On Thursday, the Yurok Tribe received a $61 million grant from the National Telecommunications and Information Administration to bring high speed internet to nearly 1,000 homes and 110 businesses on the far northern California coast.

With these federal funds, The Yurok Tribe will install more than 62 miles of fiber optic cable and construct seven telecommunication towers. Yurok Chairman Joe James says the project is expected to create up to 200 local jobs.

“We’re on the receiving end of this great project, but again, we also want to be on the manufacturing side of it," James said.

The grant is part of the bipartisan infrastructure law, which delivers $65 billion to help ensure all Americans have access to high-speed internet. $14 billion of the law goes to making internet more affordable for underserved populations. Those living on tribal lands can get a $75 voucher for internet services if they make less than 200% of the poverty line.

The Hoopa tribe received a $66 million grant from the federal law for a similar project.

With the major increase in internet access, both tribes expects to see improvements in areas such as public health, economic development and education.

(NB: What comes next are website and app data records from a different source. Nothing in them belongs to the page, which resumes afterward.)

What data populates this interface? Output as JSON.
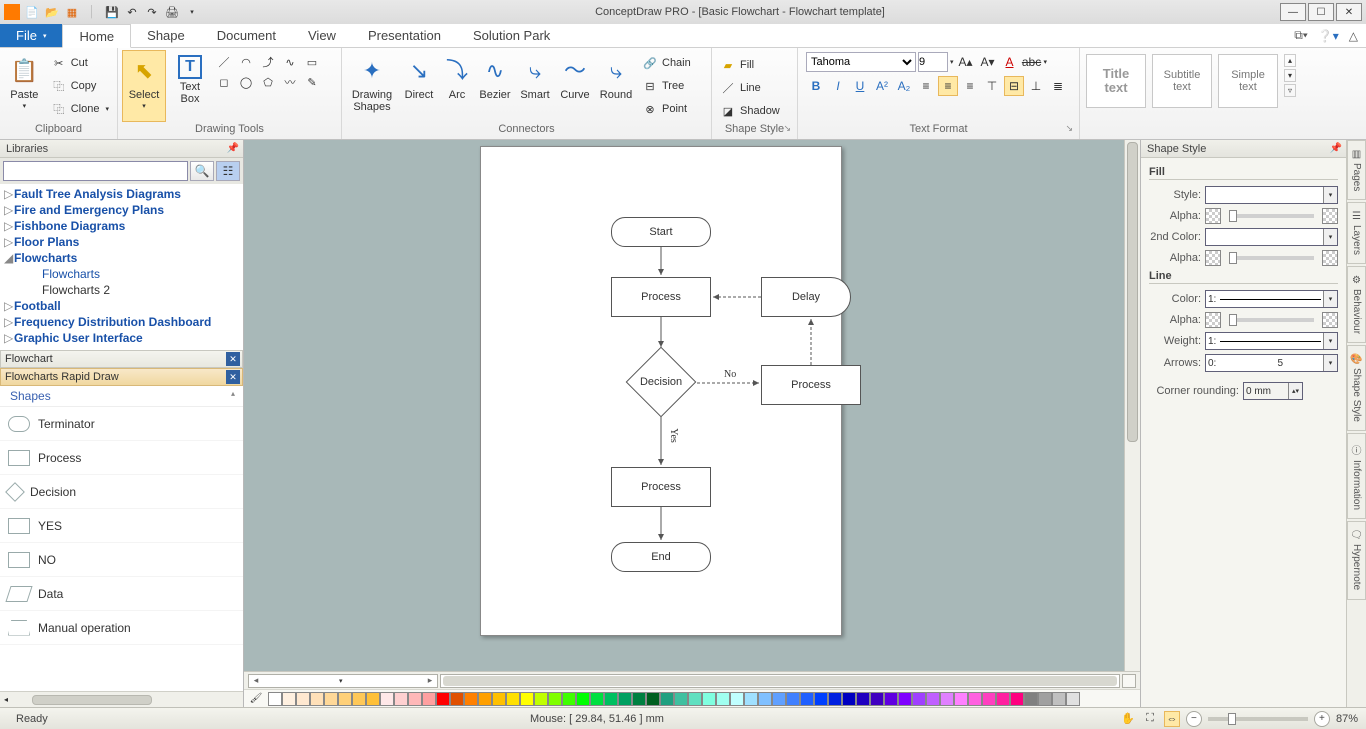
{
  "app": {
    "title": "ConceptDraw PRO - [Basic Flowchart - Flowchart template]"
  },
  "menu": {
    "file": "File",
    "tabs": [
      "Home",
      "Shape",
      "Document",
      "View",
      "Presentation",
      "Solution Park"
    ],
    "active": "Home"
  },
  "ribbon": {
    "clipboard": {
      "label": "Clipboard",
      "paste": "Paste",
      "cut": "Cut",
      "copy": "Copy",
      "clone": "Clone"
    },
    "drawingtools": {
      "label": "Drawing Tools",
      "select": "Select",
      "textbox": "Text\nBox",
      "drawingshapes": "Drawing\nShapes"
    },
    "connectors": {
      "label": "Connectors",
      "direct": "Direct",
      "arc": "Arc",
      "bezier": "Bezier",
      "smart": "Smart",
      "curve": "Curve",
      "round": "Round",
      "chain": "Chain",
      "tree": "Tree",
      "point": "Point"
    },
    "shapestyle": {
      "label": "Shape Style",
      "fill": "Fill",
      "line": "Line",
      "shadow": "Shadow"
    },
    "textformat": {
      "label": "Text Format",
      "font": "Tahoma",
      "size": "9"
    },
    "styles": {
      "title": "Title\ntext",
      "subtitle": "Subtitle\ntext",
      "simple": "Simple\ntext"
    }
  },
  "libraries": {
    "header": "Libraries",
    "tree": [
      {
        "t": "Fault Tree Analysis Diagrams",
        "exp": "▷"
      },
      {
        "t": "Fire and Emergency Plans",
        "exp": "▷"
      },
      {
        "t": "Fishbone Diagrams",
        "exp": "▷"
      },
      {
        "t": "Floor Plans",
        "exp": "▷"
      },
      {
        "t": "Flowcharts",
        "exp": "◣",
        "open": true
      },
      {
        "t": "Flowcharts",
        "sub": true
      },
      {
        "t": "Flowcharts 2",
        "sub": true,
        "black": true
      },
      {
        "t": "Football",
        "exp": "▷"
      },
      {
        "t": "Frequency Distribution Dashboard",
        "exp": "▷"
      },
      {
        "t": "Graphic User Interface",
        "exp": "▷"
      }
    ],
    "stencils": [
      {
        "t": "Flowchart"
      },
      {
        "t": "Flowcharts Rapid Draw",
        "active": true
      }
    ],
    "shapesHeader": "Shapes",
    "shapes": [
      {
        "t": "Terminator",
        "k": "term"
      },
      {
        "t": "Process",
        "k": "proc"
      },
      {
        "t": "Decision",
        "k": "dec"
      },
      {
        "t": "YES",
        "k": "proc"
      },
      {
        "t": "NO",
        "k": "proc"
      },
      {
        "t": "Data",
        "k": "para"
      },
      {
        "t": "Manual operation",
        "k": "trap"
      }
    ]
  },
  "canvas": {
    "shapes": {
      "start": "Start",
      "process": "Process",
      "delay": "Delay",
      "decision": "Decision",
      "end": "End"
    },
    "labels": {
      "no": "No",
      "yes": "Yes"
    }
  },
  "rightpanel": {
    "header": "Shape Style",
    "fill": "Fill",
    "line": "Line",
    "style": "Style:",
    "alpha": "Alpha:",
    "color2": "2nd Color:",
    "color": "Color:",
    "weight": "Weight:",
    "arrows": "Arrows:",
    "rounding": "Corner rounding:",
    "roundingVal": "0 mm",
    "weightVal": "1:",
    "colorVal": "1:",
    "arrowVal": "0:                      5",
    "tabs": [
      "Pages",
      "Layers",
      "Behaviour",
      "Shape Style",
      "Information",
      "Hypernote"
    ]
  },
  "status": {
    "ready": "Ready",
    "mouse": "Mouse: [ 29.84, 51.46 ] mm",
    "zoom": "87%"
  },
  "colorbar": [
    "#ffffff",
    "#fff0e0",
    "#ffe8d0",
    "#ffe0b8",
    "#ffd898",
    "#ffd078",
    "#ffc858",
    "#ffc038",
    "#ffe8e8",
    "#ffd0d0",
    "#ffb8b8",
    "#ffa0a0",
    "#ff0000",
    "#e05000",
    "#ff8000",
    "#ffa000",
    "#ffc000",
    "#ffe000",
    "#ffff00",
    "#c0ff00",
    "#80ff00",
    "#40ff00",
    "#00ff00",
    "#00e040",
    "#00c060",
    "#00a060",
    "#008040",
    "#006020",
    "#20a080",
    "#40c0a0",
    "#60e0c0",
    "#80ffe0",
    "#a0fff0",
    "#c0ffff",
    "#a0e0ff",
    "#80c0ff",
    "#60a0ff",
    "#4080ff",
    "#2060ff",
    "#0040ff",
    "#0020e0",
    "#0000c0",
    "#2000c0",
    "#4000c0",
    "#6000e0",
    "#8000ff",
    "#a040ff",
    "#c060ff",
    "#e080ff",
    "#ff80ff",
    "#ff60e0",
    "#ff40c0",
    "#ff20a0",
    "#ff0080",
    "#808080",
    "#a0a0a0",
    "#c0c0c0",
    "#e0e0e0"
  ]
}
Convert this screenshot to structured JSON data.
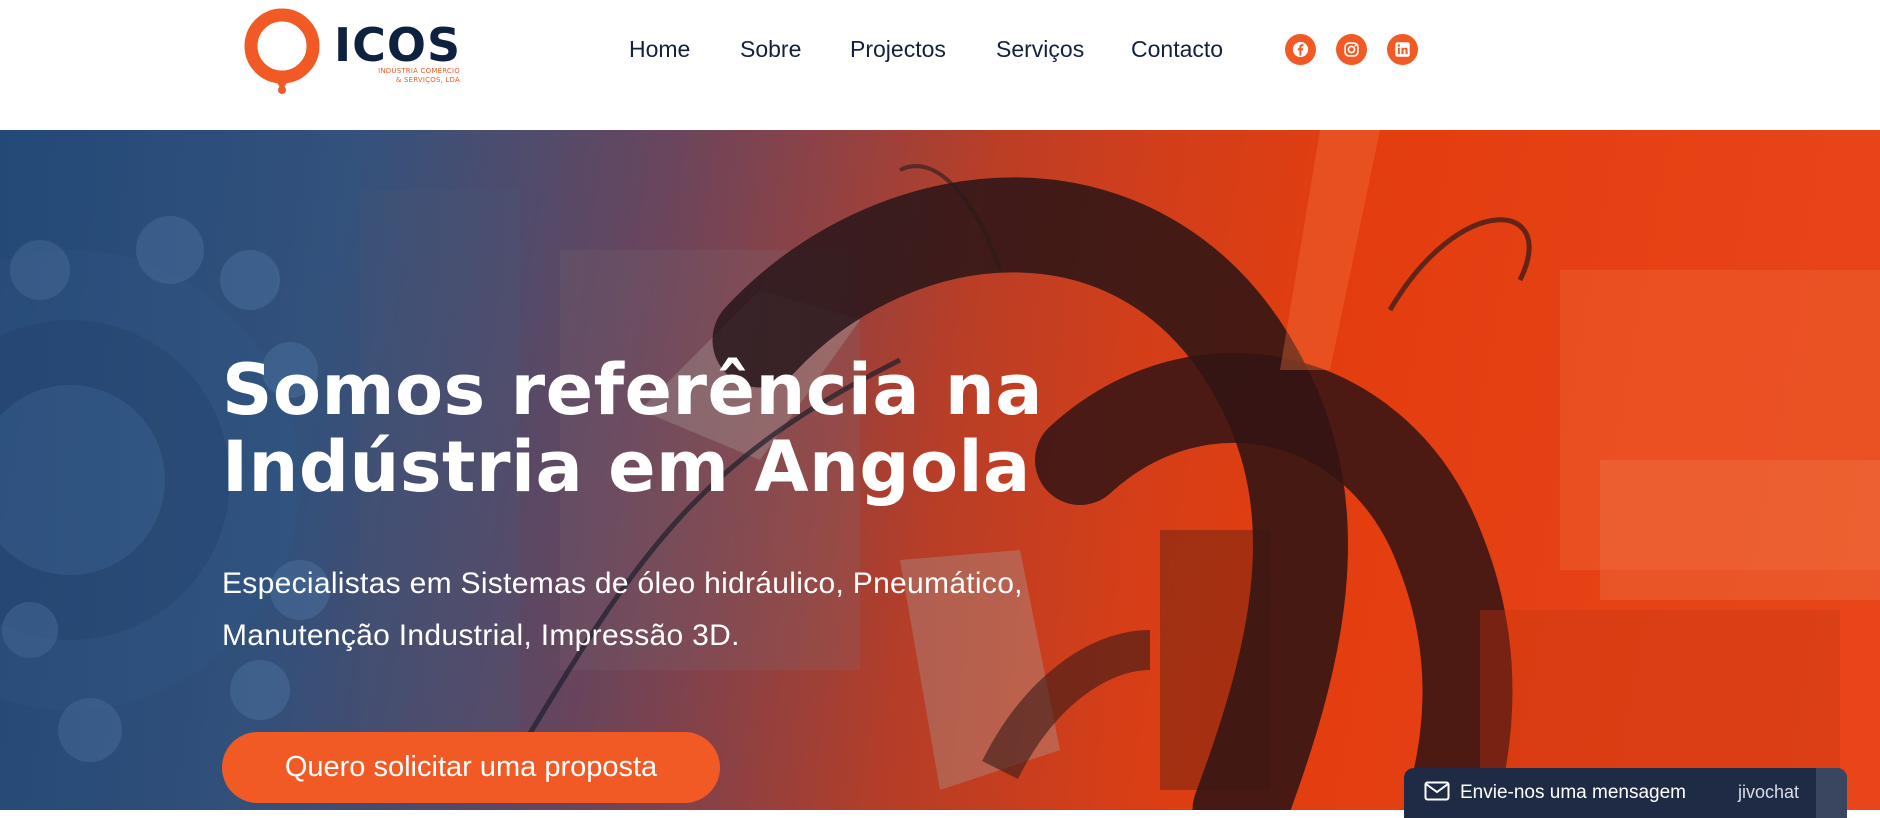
{
  "header": {
    "logo": {
      "word": "ICOS",
      "tagline_line1": "INDÚSTRIA COMÉRCIO",
      "tagline_line2": "& SERVIÇOS, LDA",
      "icon": "drop-ring-logo-icon"
    },
    "nav": [
      "Home",
      "Sobre",
      "Projectos",
      "Serviços",
      "Contacto"
    ],
    "social": [
      {
        "name": "facebook-icon"
      },
      {
        "name": "instagram-icon"
      },
      {
        "name": "linkedin-icon"
      }
    ]
  },
  "hero": {
    "title_line1": "Somos referência na",
    "title_line2": "Indústria em Angola",
    "subtitle_line1": "Especialistas em Sistemas de óleo hidráulico, Pneumático,",
    "subtitle_line2": "Manutenção Industrial, Impressão 3D.",
    "cta_label": "Quero solicitar uma proposta"
  },
  "chat": {
    "label": "Envie-nos uma mensagem",
    "brand": "jivochat",
    "icon": "envelope-icon"
  },
  "colors": {
    "accent": "#f15a24",
    "navy": "#0e2240",
    "nav_text": "#14213d",
    "chat_bg": "#1f2b45"
  }
}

Noah is a broadcast journalist and podcast producer who was born and raised in Salem, Oregon. He came to Jefferson Public Radio through the Charles Snowden Program of Excellence after graduating with a BS in journalism from the University of Oregon. In his spare time, Noah enjoys backpacking, scuba diving and writing music.